While Apple took the lion's share of industry profits in the first quarter of calendar 2014, according to the latest estimates from Canaccord Genuity, Samsung was in second with a 41 percent share.
Beyond that, every single other company either had a negative value share, or they were neutral.
The biggest loser in the quarter was Nokia, which was estimated to have had a net impact of -3 percent on industry profits. Also losing money were BlackBerry and Motorola, both of which accounted for -1 percent.
Breaking essentially even, and thus having a 0 percent share of industry profits, were Sony, LG and HTC.
Losses by Nokia, BlackBerry and Motorola, and neutral showings for the other biggest players, mean that Apple and Samsung together account for more than 100 percent of industry profits estimated by analyst Michael Wakley. Apple achieved this with mobile device operating margins estimated at 37 percent, while Samsung saw operating margins of 22 percent.
Apple's estimated share is up from the same period a year ago, when the company was pegged to represent 57 percent of industry profits. Samsung, meanwhile, was down from 43 percent in the year-ago quarter.
Apple and Samsung have been combining for more than 100 percent of industry profits for numerous consecutive quarters, a feat possible only because their competitors continue to bleed cash and struggle to contend with market leading devices like the iPhone or Galaxy S lineups.
Walkley noted on Thursday noted that Chinese smartphone manufacturers are growing in their home country, but his analysis excludes this group due to the lack of available profit metrics from those companies.

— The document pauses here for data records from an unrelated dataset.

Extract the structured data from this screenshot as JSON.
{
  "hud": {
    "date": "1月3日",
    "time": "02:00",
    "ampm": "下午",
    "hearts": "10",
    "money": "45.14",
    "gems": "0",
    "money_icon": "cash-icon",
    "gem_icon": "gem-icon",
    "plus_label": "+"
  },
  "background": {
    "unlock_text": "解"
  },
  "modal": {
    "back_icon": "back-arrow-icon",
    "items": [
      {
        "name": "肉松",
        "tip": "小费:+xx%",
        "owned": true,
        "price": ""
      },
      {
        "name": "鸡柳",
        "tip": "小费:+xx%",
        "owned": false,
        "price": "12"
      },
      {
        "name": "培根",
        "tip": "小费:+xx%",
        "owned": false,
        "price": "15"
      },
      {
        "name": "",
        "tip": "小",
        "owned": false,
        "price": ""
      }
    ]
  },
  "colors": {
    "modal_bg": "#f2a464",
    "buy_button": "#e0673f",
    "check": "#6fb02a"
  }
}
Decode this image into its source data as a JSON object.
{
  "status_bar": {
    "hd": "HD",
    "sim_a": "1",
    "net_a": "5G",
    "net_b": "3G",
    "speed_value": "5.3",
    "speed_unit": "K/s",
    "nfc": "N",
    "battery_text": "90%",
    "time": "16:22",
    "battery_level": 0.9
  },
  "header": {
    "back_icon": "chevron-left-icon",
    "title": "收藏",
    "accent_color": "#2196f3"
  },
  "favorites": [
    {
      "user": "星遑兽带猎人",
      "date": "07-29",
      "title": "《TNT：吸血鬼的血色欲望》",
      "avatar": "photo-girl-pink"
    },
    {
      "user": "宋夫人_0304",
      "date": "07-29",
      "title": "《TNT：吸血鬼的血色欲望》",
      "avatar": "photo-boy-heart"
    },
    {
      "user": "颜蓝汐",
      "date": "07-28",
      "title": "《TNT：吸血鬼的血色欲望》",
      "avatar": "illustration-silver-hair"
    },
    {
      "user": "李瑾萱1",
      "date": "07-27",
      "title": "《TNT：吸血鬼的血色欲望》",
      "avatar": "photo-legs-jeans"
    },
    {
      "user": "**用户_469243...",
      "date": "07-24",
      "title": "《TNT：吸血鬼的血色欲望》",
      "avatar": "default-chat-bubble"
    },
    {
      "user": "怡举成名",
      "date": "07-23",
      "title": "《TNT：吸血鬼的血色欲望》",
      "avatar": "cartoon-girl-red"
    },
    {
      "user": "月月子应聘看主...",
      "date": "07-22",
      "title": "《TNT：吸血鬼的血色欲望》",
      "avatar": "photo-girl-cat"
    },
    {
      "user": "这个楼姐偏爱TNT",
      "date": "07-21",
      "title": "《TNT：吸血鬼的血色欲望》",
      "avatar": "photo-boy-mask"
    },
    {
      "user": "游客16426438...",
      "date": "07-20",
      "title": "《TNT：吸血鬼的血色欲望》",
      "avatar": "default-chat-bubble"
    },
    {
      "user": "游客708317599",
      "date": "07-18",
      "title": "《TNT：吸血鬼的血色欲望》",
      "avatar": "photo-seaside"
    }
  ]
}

"Given the current competitive dynamics, we believe Apple and Samsung will maintain dominant value share during 2014," Walkley said. "With BlackBerry struggling and Microsoft purchasing dominant Windows Phone OEM Nokia, we believe Chinese OEMs with strong Android portfolios will likely emerge as stronger long-term competitors to Apple and Samsung."